Dataset rows describing interfaces:
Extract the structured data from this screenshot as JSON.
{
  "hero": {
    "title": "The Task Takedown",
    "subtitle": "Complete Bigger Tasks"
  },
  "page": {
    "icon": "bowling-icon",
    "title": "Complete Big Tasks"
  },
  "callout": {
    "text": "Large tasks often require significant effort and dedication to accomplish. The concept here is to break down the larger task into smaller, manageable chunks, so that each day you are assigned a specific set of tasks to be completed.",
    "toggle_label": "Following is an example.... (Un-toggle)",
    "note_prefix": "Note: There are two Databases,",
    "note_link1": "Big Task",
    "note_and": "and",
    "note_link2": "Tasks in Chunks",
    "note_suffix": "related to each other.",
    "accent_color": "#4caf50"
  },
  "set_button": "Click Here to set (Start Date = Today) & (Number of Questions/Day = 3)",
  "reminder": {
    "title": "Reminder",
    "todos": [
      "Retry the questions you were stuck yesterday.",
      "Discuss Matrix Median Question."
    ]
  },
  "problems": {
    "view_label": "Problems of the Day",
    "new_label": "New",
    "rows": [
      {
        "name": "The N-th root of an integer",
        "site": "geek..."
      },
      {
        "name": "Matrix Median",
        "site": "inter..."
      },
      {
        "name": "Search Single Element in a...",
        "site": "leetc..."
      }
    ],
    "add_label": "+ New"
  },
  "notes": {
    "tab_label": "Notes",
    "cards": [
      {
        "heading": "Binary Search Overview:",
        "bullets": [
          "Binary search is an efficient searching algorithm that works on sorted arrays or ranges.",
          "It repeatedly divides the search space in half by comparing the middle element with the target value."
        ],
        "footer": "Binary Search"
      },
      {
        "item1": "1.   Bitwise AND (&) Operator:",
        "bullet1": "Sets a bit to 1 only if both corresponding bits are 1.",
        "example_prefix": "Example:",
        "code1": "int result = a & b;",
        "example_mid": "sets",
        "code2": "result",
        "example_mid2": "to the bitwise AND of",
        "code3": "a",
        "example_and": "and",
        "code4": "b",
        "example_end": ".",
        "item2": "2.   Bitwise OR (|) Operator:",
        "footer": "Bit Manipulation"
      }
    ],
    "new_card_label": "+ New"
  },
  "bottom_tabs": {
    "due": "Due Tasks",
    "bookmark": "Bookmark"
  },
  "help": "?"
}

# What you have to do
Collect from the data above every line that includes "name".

# Answer section
        "name": "The N-th root of an integer",
        "name": "Matrix Median",
        "name": "Search Single Element in a...",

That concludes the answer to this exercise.